- _The task_
Retype each entry below exactly as it stands.

----

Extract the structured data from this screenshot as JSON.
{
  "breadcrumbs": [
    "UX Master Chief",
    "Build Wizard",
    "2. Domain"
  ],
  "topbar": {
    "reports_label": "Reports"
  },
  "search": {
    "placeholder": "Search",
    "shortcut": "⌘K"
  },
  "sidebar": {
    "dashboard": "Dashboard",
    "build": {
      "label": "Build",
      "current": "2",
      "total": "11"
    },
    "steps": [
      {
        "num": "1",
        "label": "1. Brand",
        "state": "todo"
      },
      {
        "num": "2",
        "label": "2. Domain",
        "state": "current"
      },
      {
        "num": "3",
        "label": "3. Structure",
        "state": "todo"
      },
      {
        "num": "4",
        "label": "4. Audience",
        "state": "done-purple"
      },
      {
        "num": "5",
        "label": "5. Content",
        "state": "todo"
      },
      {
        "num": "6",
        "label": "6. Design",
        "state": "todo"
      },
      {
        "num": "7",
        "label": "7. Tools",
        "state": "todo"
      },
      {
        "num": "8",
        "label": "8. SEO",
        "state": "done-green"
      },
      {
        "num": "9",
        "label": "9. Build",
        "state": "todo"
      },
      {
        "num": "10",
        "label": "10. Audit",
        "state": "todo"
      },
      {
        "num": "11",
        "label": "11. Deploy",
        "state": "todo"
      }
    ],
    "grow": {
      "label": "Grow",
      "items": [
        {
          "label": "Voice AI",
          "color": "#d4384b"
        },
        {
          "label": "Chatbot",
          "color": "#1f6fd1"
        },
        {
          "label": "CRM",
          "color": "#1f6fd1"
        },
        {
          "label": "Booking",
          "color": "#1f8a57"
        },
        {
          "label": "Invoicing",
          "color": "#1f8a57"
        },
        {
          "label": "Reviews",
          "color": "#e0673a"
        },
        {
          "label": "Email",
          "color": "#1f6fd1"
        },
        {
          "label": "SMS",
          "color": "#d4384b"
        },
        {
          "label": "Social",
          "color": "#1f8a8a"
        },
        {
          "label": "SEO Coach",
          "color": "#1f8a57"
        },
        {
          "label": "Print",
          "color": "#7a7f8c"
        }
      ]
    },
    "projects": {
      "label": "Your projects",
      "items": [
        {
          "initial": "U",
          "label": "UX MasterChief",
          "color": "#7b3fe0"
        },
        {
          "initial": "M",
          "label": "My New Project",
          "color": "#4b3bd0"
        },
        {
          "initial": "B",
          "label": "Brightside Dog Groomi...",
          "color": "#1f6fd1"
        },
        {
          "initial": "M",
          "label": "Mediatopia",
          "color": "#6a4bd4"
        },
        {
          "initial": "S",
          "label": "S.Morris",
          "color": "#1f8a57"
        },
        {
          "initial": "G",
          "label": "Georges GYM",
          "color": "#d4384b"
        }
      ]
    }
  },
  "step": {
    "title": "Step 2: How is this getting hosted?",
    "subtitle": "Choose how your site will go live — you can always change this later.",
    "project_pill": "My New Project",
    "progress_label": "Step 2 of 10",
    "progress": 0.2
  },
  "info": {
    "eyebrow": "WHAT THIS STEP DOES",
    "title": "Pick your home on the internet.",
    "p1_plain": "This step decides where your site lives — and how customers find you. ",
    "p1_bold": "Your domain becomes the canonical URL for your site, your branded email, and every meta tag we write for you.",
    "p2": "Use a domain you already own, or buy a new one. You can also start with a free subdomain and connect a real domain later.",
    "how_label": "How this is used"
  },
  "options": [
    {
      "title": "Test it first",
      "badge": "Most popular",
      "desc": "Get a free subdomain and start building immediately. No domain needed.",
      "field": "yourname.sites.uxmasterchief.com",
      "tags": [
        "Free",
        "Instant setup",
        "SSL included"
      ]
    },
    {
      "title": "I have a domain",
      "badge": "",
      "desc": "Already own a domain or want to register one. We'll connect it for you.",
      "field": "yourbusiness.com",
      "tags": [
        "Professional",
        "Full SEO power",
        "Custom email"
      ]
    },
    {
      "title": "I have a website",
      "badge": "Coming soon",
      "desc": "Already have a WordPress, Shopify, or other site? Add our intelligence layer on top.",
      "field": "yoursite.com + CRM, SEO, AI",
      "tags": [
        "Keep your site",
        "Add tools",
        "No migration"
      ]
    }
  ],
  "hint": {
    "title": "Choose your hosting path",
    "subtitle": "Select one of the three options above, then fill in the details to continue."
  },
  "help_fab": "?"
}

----

- _Exercise response_
Extract the structured data from this screenshot as JSON.
{
  "breadcrumbs": [
    "UX Master Chief",
    "Build Wizard",
    "2. Domain"
  ],
  "topbar": {
    "reports_label": "Reports"
  },
  "search": {
    "placeholder": "Search",
    "shortcut": "⌘K"
  },
  "sidebar": {
    "dashboard": "Dashboard",
    "build": {
      "label": "Build",
      "current": "2",
      "total": "11"
    },
    "steps": [
      {
        "num": "1",
        "label": "1. Brand",
        "state": "todo"
      },
      {
        "num": "2",
        "label": "2. Domain",
        "state": "current"
      },
      {
        "num": "3",
        "label": "3. Structure",
        "state": "todo"
      },
      {
        "num": "4",
        "label": "4. Audience",
        "state": "done-purple"
      },
      {
        "num": "5",
        "label": "5. Content",
        "state": "todo"
      },
      {
        "num": "6",
        "label": "6. Design",
        "state": "todo"
      },
      {
        "num": "7",
        "label": "7. Tools",
        "state": "todo"
      },
      {
        "num": "8",
        "label": "8. SEO",
        "state": "done-green"
      },
      {
        "num": "9",
        "label": "9. Build",
        "state": "todo"
      },
      {
        "num": "10",
        "label": "10. Audit",
        "state": "todo"
      },
      {
        "num": "11",
        "label": "11. Deploy",
        "state": "todo"
      }
    ],
    "grow": {
      "label": "Grow",
      "items": [
        {
          "label": "Voice AI",
          "color": "#d4384b"
        },
        {
          "label": "Chatbot",
          "color": "#1f6fd1"
        },
        {
          "label": "CRM",
          "color": "#1f6fd1"
        },
        {
          "label": "Booking",
          "color": "#1f8a57"
        },
        {
          "label": "Invoicing",
          "color": "#1f8a57"
        },
        {
          "label": "Reviews",
          "color": "#e0673a"
        },
        {
          "label": "Email",
          "color": "#1f6fd1"
        },
        {
          "label": "SMS",
          "color": "#d4384b"
        },
        {
          "label": "Social",
          "color": "#1f8a8a"
        },
        {
          "label": "SEO Coach",
          "color": "#1f8a57"
        },
        {
          "label": "Print",
          "color": "#7a7f8c"
        }
      ]
    },
    "projects": {
      "label": "Your projects",
      "items": [
        {
          "initial": "U",
          "label": "UX MasterChief",
          "color": "#7b3fe0"
        },
        {
          "initial": "M",
          "label": "My New Project",
          "color": "#4b3bd0"
        },
        {
          "initial": "B",
          "label": "Brightside Dog Groomi...",
          "color": "#1f6fd1"
        },
        {
          "initial": "M",
          "label": "Mediatopia",
          "color": "#6a4bd4"
        },
        {
          "initial": "S",
          "label": "S.Morris",
          "color": "#1f8a57"
        },
        {
          "initial": "G",
          "label": "Georges GYM",
          "color": "#d4384b"
        }
      ]
    }
  },
  "step": {
    "title": "Step 2: How is this getting hosted?",
    "subtitle": "Choose how your site will go live — you can always change this later.",
    "project_pill": "My New Project",
    "progress_label": "Step 2 of 10",
    "progress": 0.2
  },
  "info": {
    "eyebrow": "WHAT THIS STEP DOES",
    "title": "Pick your home on the internet.",
    "p1_plain": "This step decides where your site lives — and how customers find you. ",
    "p1_bold": "Your domain becomes the canonical URL for your site, your branded email, and every meta tag we write for you.",
    "p2": "Use a domain you already own, or buy a new one. You can also start with a free subdomain and connect a real domain later.",
    "how_label": "How this is used"
  },
  "options": [
    {
      "title": "Test it first",
      "badge": "Most popular",
      "desc": "Get a free subdomain and start building immediately. No domain needed.",
      "field": "yourname.sites.uxmasterchief.com",
      "tags": [
        "Free",
        "Instant setup",
        "SSL included"
      ]
    },
    {
      "title": "I have a domain",
      "badge": "",
      "desc": "Already own a domain or want to register one. We'll connect it for you.",
      "field": "yourbusiness.com",
      "tags": [
        "Professional",
        "Full SEO power",
        "Custom email"
      ]
    },
    {
      "title": "I have a website",
      "badge": "Coming soon",
      "desc": "Already have a WordPress, Shopify, or other site? Add our intelligence layer on top.",
      "field": "yoursite.com + CRM, SEO, AI",
      "tags": [
        "Keep your site",
        "Add tools",
        "No migration"
      ]
    }
  ],
  "hint": {
    "title": "Choose your hosting path",
    "subtitle": "Select one of the three options above, then fill in the details to continue."
  },
  "help_fab": "?"
}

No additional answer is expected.